(f) the touch of conversion from Hinduism to Christianity by the hero,
(g) and the magic of romance spelt out graphically on screen by Uttam Kumar and Suchitra Sen without any kissing or intimate scenes or skin-show.
The story carried as many dramatic elements but this did not appear to be forced impositions. The issue of illegitimacy is brought out through Rina Brown’s being the offspring of parents who never married and her mother remained a maid all her life only to be shot while trying to save her daughter. Krishnendu’s father persuades Rina not to marry his only child and alienate him from his parents.
Krishnendu converts to Christianity to fulfil Rina’s father’s condition. By then, Rina, having promised his father to keep away from Krishnendu, shuts her door to him forever. Krishnendu becomes a Catholic priest who, as doctor, goes away to a leper’s colony to treat lepers and to tend to the occasional victim of World War II.
This is how Rina Brown re-enters his life, now reduced to a World War II nurse of the Red Cross, addicted to smoking and drinking, a wreck of her former self. She is no more than an over made-up, drunken, Anglo-Indian who also entertains the war troops. These ingredients fit neatly into the commercial mould yet, Ajoy Kar’s treatment, approach and style married to lovely music by Hemanta Mukhopadhyay and brilliant cinematography by Ajoy Kar makes is a classic film and perhaps a masterpiece of the time when it was released.
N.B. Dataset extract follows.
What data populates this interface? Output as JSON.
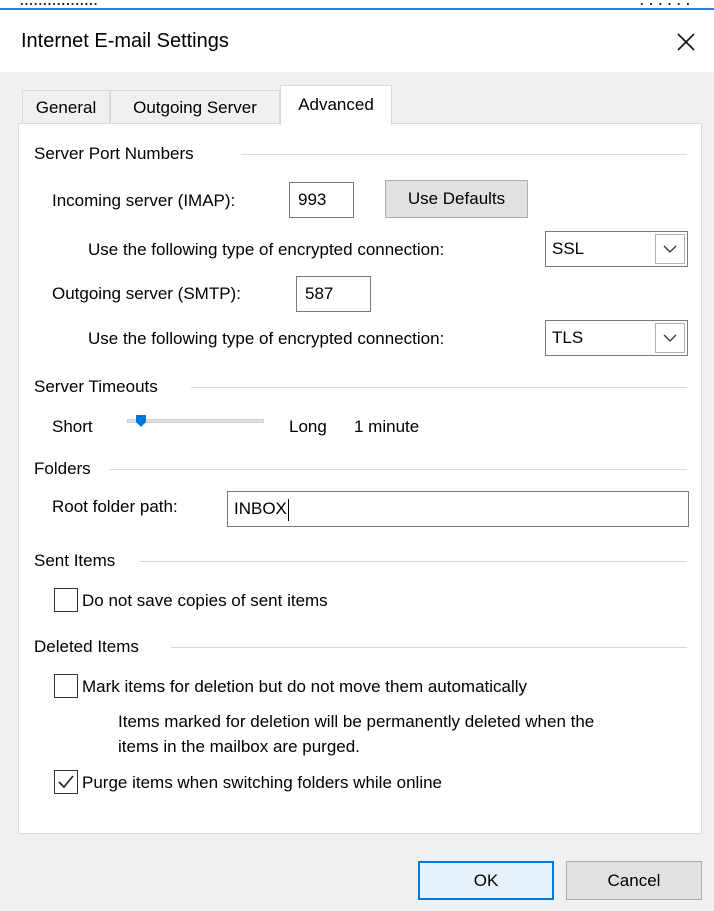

Saptapadi released just after Durga Pooja on 20th October 1961. It ran without break for 15 long weeks drawing a full house in each show, bringing back four times the money invested. Based on an extremely cinema-friendly novel by Jnanpeeth awardee late Tarasankar Bandopadhyay, the film was produced by Uttam Kumar and directed by one of the most outstanding mainstream directors of the time, Ajoy Kar who also cinematographed the film. Saptapadi was the 23rd film in which Suchitra and Uttam were paired as star-crossed lovers.
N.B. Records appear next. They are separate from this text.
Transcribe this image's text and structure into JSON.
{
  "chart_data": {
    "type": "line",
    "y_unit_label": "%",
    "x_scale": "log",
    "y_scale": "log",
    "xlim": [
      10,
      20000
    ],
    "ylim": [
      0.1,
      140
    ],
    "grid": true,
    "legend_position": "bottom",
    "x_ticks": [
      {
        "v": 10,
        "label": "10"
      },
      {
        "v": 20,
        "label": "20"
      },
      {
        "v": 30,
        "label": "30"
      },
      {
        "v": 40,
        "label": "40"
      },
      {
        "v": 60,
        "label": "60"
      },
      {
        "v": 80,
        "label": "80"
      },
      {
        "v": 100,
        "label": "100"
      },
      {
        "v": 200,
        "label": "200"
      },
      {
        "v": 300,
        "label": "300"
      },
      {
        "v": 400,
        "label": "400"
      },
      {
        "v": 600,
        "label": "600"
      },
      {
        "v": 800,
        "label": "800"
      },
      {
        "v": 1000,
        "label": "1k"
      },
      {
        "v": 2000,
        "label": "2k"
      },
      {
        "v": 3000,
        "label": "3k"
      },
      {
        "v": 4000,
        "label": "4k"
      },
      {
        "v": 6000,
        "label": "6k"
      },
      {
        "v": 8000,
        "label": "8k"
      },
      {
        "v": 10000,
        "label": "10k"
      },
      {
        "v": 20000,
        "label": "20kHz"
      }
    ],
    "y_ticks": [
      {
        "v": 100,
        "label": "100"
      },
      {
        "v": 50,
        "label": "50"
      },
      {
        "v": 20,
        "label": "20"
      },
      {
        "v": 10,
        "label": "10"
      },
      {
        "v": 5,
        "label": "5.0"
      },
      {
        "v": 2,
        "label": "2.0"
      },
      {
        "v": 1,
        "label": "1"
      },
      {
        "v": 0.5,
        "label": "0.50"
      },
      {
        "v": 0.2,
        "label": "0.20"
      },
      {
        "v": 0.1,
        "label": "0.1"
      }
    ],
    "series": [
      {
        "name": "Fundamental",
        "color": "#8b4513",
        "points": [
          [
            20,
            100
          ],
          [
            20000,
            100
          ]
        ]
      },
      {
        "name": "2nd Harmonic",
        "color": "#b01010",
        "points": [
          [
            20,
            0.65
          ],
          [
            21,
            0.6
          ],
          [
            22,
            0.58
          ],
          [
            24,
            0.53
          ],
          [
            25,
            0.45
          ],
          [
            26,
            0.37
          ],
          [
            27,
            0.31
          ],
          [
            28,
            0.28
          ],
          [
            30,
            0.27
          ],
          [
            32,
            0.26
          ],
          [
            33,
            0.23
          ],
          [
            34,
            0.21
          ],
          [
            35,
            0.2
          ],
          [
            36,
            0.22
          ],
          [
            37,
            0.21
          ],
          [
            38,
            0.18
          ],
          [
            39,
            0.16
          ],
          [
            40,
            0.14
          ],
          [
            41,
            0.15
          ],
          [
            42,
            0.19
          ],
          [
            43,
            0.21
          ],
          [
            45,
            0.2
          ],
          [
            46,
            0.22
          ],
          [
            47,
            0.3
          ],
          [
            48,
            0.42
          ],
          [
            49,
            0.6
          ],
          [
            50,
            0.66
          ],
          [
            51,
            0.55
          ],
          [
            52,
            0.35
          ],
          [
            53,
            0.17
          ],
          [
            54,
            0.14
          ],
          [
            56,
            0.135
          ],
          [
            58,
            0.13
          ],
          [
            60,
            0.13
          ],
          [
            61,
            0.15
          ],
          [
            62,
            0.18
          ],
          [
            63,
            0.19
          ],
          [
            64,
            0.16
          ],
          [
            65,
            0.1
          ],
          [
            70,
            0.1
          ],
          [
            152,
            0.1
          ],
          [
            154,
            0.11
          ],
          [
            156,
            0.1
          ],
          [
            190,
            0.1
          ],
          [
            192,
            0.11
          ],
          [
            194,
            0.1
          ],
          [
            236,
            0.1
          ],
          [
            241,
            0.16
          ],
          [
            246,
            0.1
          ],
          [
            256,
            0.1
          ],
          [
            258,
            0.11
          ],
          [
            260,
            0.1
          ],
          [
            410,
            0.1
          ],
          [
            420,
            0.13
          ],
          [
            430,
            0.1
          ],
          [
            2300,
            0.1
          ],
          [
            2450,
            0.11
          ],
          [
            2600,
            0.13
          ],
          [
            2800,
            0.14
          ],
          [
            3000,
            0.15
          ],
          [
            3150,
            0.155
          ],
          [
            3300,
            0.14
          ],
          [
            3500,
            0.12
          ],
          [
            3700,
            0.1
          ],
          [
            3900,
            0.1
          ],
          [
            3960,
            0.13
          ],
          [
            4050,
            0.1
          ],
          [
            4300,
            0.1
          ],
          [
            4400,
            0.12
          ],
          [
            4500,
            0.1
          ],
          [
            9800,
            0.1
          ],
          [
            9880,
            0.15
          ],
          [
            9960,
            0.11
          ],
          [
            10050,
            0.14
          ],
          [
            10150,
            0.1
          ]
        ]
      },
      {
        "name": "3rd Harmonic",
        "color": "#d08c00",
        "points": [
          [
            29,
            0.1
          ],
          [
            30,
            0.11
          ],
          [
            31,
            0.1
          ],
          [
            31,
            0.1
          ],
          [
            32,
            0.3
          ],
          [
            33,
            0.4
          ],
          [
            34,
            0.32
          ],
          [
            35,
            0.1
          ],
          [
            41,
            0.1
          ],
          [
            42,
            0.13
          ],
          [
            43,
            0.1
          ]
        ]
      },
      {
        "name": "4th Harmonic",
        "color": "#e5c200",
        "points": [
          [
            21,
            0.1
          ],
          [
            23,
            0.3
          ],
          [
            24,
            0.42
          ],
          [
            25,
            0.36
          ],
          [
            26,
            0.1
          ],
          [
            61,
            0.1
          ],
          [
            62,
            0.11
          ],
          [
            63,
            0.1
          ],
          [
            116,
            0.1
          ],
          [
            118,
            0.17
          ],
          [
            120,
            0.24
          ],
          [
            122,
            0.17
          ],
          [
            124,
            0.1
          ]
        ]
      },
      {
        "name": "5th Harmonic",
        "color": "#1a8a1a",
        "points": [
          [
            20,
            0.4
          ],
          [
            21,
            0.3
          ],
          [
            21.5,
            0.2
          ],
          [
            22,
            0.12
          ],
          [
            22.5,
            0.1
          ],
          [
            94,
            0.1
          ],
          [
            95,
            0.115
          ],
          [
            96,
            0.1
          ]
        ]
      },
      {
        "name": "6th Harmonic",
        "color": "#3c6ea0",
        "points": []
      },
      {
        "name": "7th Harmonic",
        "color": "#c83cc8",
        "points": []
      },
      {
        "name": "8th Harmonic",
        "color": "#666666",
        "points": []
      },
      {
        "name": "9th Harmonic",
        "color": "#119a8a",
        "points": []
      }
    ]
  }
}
In the original story, there was no happy ending. In the celluloid representation, for commercial reasons, a happy ending was concocted and according to reports, Bandopadhyay did not complain.